- At farm level, we have a group of enthusiasts including scientists who believe that carbon sequestration in soils is very important and who have been campaigning for a number of years to change farm practices and to get scientific recognition. As I have discussed before, this is actually the way in which much agricultural innovation has occurred in Australia.
- At the official scientific level, we have acceptance that carbon sequestration in soils occurs, but no one is quite sure by how much nor how to measure it. The combination of enthusiasts with politics seems now to be driving increased research.
- At official or public policy level internationally and until recently locally, carbon sequestration in soils has been excluded from consideration as not important, immeasurable or irrelevant because its effects cannot be measured and therefore cannot be included in things such as carbon pricing or emission trading schemes.
- At political level, carbon sequestration in soils has become another card to play in the shifting debate.
I now want to finish this post by making an extreme claim, that the question of carbon sequestration in soils and especially agricultural land may well be the most important climate change issue facing Australia today. I say this for the following reasons:
- Carbon sequestration in soils appears to be the one really genuine win-win possibility in the climate change debate. Environmentalists would argue that the growth of sustainable jobs will more than offset other job loses, so we still win. Let's accept this for the purposes of argument. However, those who lose their jobs will, on experience, not be the same as those who get the new jobs. That's not really win-win.
- At a time when global food prices are skyrocketing and food security has been identified as a key global issue, it doesn't make a lot of sense to take land out of agricultural production unless there is no other choice.
- The upper limit numbers attached to carbon sequestration in soil remain huge. Accepting that there are problems in the numbers, it would still seem sensible to devote resources to exploring possibilities.
Selected Past Posts
- 13 September 2009 Sunday Essay - Farming, green house gases and the importance of practical experiments- Part One
- 20 September 2009 Sunday Essay - Farming, green house gases and the importance of practical experiments- Part Two
- 26 November 2009 Australian responses to climate change - a background briefing
- 15 April 2010 Belshaw's position on climate change. This post contains links to range of previous posts on the issues
- 9 March 2011 Agriculture, innovation & the individual
One of the difficulties in the issues I have been discussing is the growing divide between urban and country Australia. In this context I was struck by this article: Give animals property rights: uni lecturer. I won't comment further.
In a comment, KVD wrote:
Cut/pastes from your essay:
Most current practices for sampling and analysis may be00 relatively expensive, but new and emerging techniques may reduce this cost over time.
Sanderman & Baldoch:
there is time to develop more robust accounting systems that correctly credit agricultural management activities

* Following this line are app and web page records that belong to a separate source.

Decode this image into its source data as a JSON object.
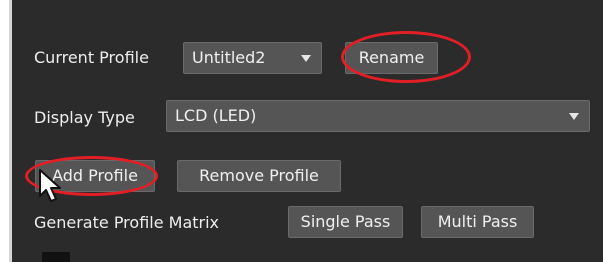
{
  "profile": {
    "current_profile_label": "Current Profile",
    "current_profile_value": "Untitled2",
    "rename_label": "Rename"
  },
  "display": {
    "display_type_label": "Display Type",
    "display_type_value": "LCD (LED)"
  },
  "actions": {
    "add_profile_label": "Add Profile",
    "remove_profile_label": "Remove Profile"
  },
  "matrix": {
    "generate_label": "Generate Profile Matrix",
    "single_pass_label": "Single Pass",
    "multi_pass_label": "Multi Pass"
  },
  "annotations": {
    "highlight_color": "#e21f26",
    "cursor_icon": "mouse-pointer-icon"
  }
}
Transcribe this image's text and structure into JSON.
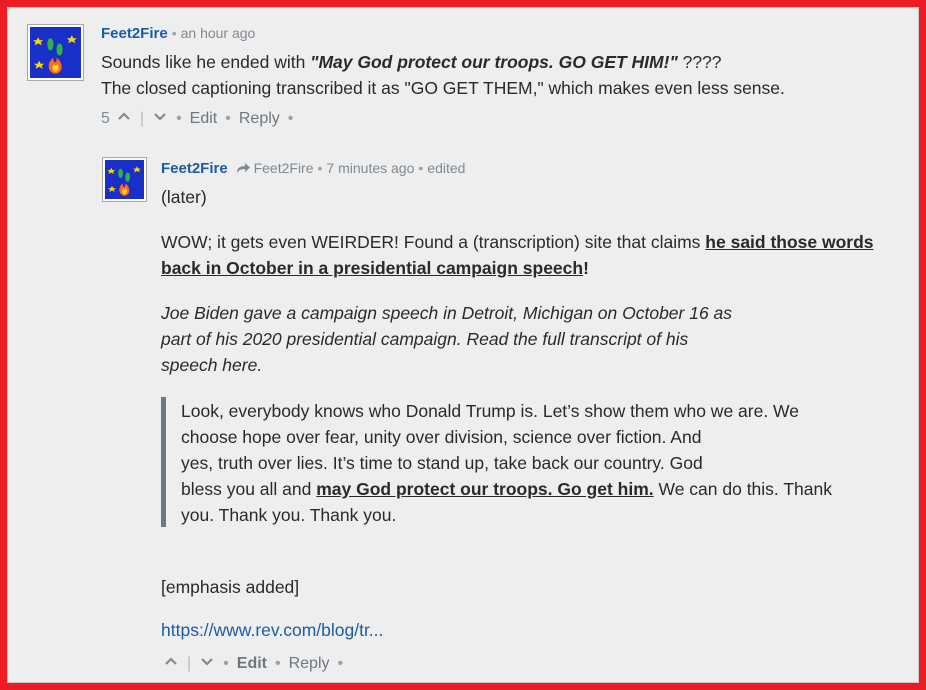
{
  "comment1": {
    "author": "Feet2Fire",
    "time": "an hour ago",
    "line1_prefix": "Sounds like he ended with ",
    "line1_quote": "\"May God protect our troops. GO GET HIM!\"",
    "line1_suffix": " ????",
    "line2": "The closed captioning transcribed it as \"GO GET THEM,\" which makes even less sense.",
    "votes": "5",
    "edit_label": "Edit",
    "reply_label": "Reply"
  },
  "comment2": {
    "author": "Feet2Fire",
    "reply_to": "Feet2Fire",
    "time": "7 minutes ago",
    "edited": "edited",
    "later": "(later)",
    "p1_prefix": "WOW; it gets even WEIRDER! Found a (transcription) site that claims ",
    "p1_link": "he said those words back in October in a presidential campaign speech",
    "p1_suffix": "!",
    "p2_line1": "Joe Biden gave a campaign speech in Detroit, Michigan on October 16 as",
    "p2_line2": "part of his 2020 presidential campaign. Read the full transcript of his",
    "p2_line3": "speech here.",
    "q_line1": "Look, everybody knows who Donald Trump is. Let’s show them who we are. We",
    "q_line2": "choose hope over fear, unity over division, science over fiction. And",
    "q_line3": "yes, truth over lies. It’s time to stand up, take back our country. God",
    "q_line4_prefix": "bless you all and ",
    "q_line4_emph": "may God protect our troops. Go get him.",
    "q_line4_suffix": " We can do this. Thank",
    "q_line5": "you. Thank you. Thank you.",
    "emphasis": "[emphasis added]",
    "url": "https://www.rev.com/blog/tr...",
    "edit_label": "Edit",
    "reply_label": "Reply"
  },
  "colors": {
    "frame_border": "#ed1c24",
    "link": "#1a5da6",
    "background": "#eeeeee"
  },
  "icons": {
    "avatar": "feet-fire-avatar",
    "upvote": "chevron-up-icon",
    "downvote": "chevron-down-icon",
    "reply_arrow": "reply-arrow-icon"
  }
}
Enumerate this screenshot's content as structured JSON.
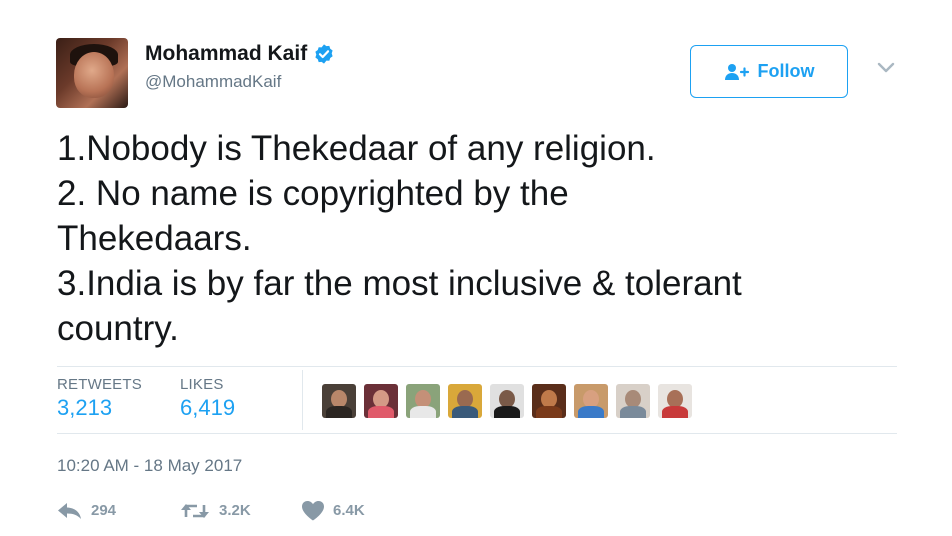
{
  "tweet": {
    "author": {
      "name": "Mohammad Kaif",
      "handle": "@MohammadKaif",
      "verified": true
    },
    "follow_label": "Follow",
    "text_lines": [
      "1.Nobody is Thekedaar of any religion.",
      "2. No name is copyrighted by the",
      "Thekedaars.",
      "3.India is by far the most inclusive & tolerant",
      "country."
    ],
    "stats": {
      "retweets_label": "RETWEETS",
      "retweets_value": "3,213",
      "likes_label": "LIKES",
      "likes_value": "6,419"
    },
    "timestamp": "10:20 AM - 18 May 2017",
    "actions": {
      "reply_count": "294",
      "retweet_count": "3.2K",
      "like_count": "6.4K"
    }
  },
  "colors": {
    "accent": "#1da1f2",
    "text": "#14171a",
    "muted": "#657786",
    "action_gray": "#8899a6"
  },
  "icons": [
    "verified-badge-icon",
    "follow-person-icon",
    "chevron-down-icon",
    "reply-icon",
    "retweet-icon",
    "heart-icon"
  ]
}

Liddicoat, Schapel, Davenport, Dwyer:This highlights that an audit of existing capacity, and potential to improve capacity in South Australian soils is a key piece of work needed
Now perhaps it’s just me, but there seems to be a pattern in the above comments.
And then there’s your “it would still seem sensible to devote resources to exploring possibilities” – with which I absolutely agree. But I’m assuming you are talking about improved sequestration techniques, not the accounting therefore?
I thought it worthwhile bringing KVD's comment up into the main post because it does illustrate an important issue that I have discussed, the way that the need to measure things for accounting and management purposes (you can't have a trading or at least a performance measurement scheme without this) affects research.
To my mind, research into improved sequestration techniques is key, accounting and measurement techniques secondary. Obviously you have to be able to measure the results of research, that's part of the process, but that's a different if related issue from aggregate assessments.